 Your cart
Help
Advanced Search
- Genres
+ Action
+ Adult
+ Adventure
+ Animation
+ Anime
+ Classics
+ Comedies
+ Comic Books
+ Crime
  Criterion Collection
+ Cult
+ Documentary
+ Drama
+ Erotica
+ Espionage
  Experimental/Avant-Garde
+ Fantasy
+ Film Noir
+ Foreign
+ Gay & Lesbian
  HD (High Def)
+ Horror
+ Independent
+ Kids
+ Martial Arts
+ Music
+ Musicals
  Pre-Code
+ Quest
+ Science Fiction
  Serials
+ Silent
+ Sports
+ Suspense/Thriller
  Sword & Sandal
+ Television
+ War
+ Westerns


The Last Laugh (1924)

Cast: Emil Jannings, Emil Jannings, Kurt Hiller, more...
Director: F.W. Murnau, F.W. Murnau
    see all cast/crew...
Rating: Not Rated
Studio: Kino
Genre: Classics, Drama, Classic Drama, Silent, Silent Dramas, Classic Drama, Silent Drama
Running Time: 91 min.
    see additional details...

Synopsis
F.W. Murnau's German silent classic The Last Laugh (Der Letze Mann) stars Emil Jannings as the doorman of a posh Berlin hotel.
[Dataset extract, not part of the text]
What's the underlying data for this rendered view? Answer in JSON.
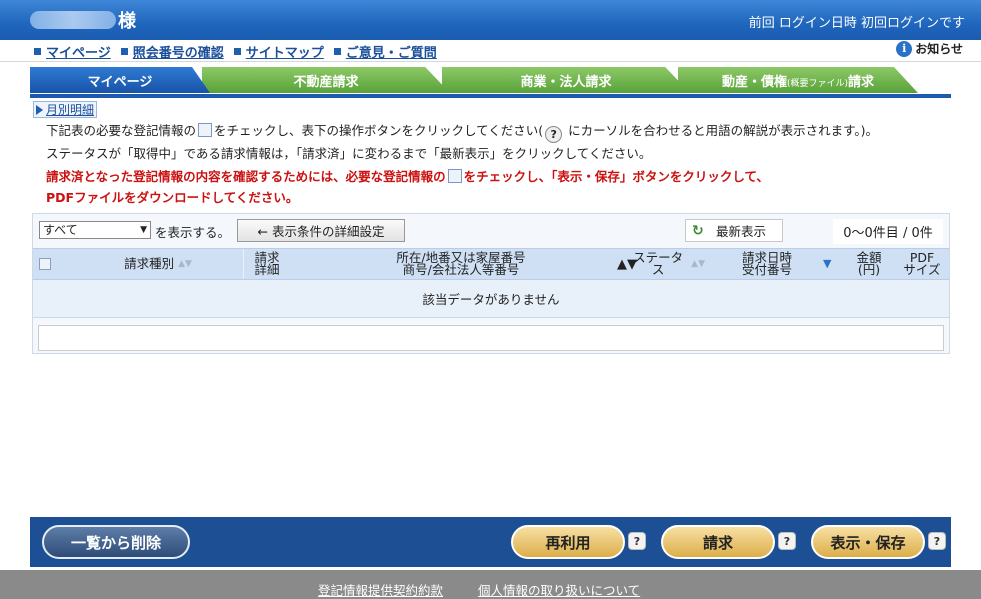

Fiercely proud of his job, Jannings comports himself like a general in his resplendent costume, and is treated like royalty by his friends and neighbors. The hotel's insensitive new manager, noting that Jannings seems winded after carrying several heavy pieces of luggage for a patron, decides that the old man is no longer up to his job. The manager demotes Jannings to men's washroom attendant, and the effect is disastrous on the man's prestige and self-esteem. Logically, the film should end on a note of tragedy, but Murnau (either because he was ordered to by the producers or because he just felt like it) adds a near-surrealistic coda, wherein Jannings, having suddenly inherited a fortune, returns to the hotel in triumph. The Last Laugh was a bold experiment for its time: a film told entirely visually, with no subtitles save for the semi-satirical explanation of the climax. In a sense, Karl Freund's camera is as much a "character" as anyone else, commenting upon Jannings' rise and fall via then-revolutionary camera angles, jarring movements and grotesque lens distortions. Many historians credit The Last Laugh as the vanguard of the "German invasion" of Hollywood during the mid- to late-1920s. ~ Hal Erickson, All Movie Guide


GreenCine Special - Limited Quantity On Hand

You might also enjoy:
Faust
Murnau and Jannings re-teamed for this baroque silent masterpiece

Nosferatu
Classic of German expressionist cinema is still possibly the best vampire movie ever




GreenCine Member Rating
12345678910

(Average 7.55)
95 Votes
add to list New List


Silent Film 101
12345678910
Essential films from the silent era
SilentRobert
Time Capsule
12345678910
As 2004 comes to an end, it's time to look back at some of the movie gems from the 20th century.
AKrizman

see all lists

about greencine · donations · refer a friend · support · help · genres
contact us · press room · privacy policy · terms · sitemap · affiliates · advertise

Copyright © 2005 GreenCine LLC. All rights reserved.
© 2006 All Media Guide, LLC. Portions of content provided by All Movie Guide®, a trademark of All Media Guide, LLC.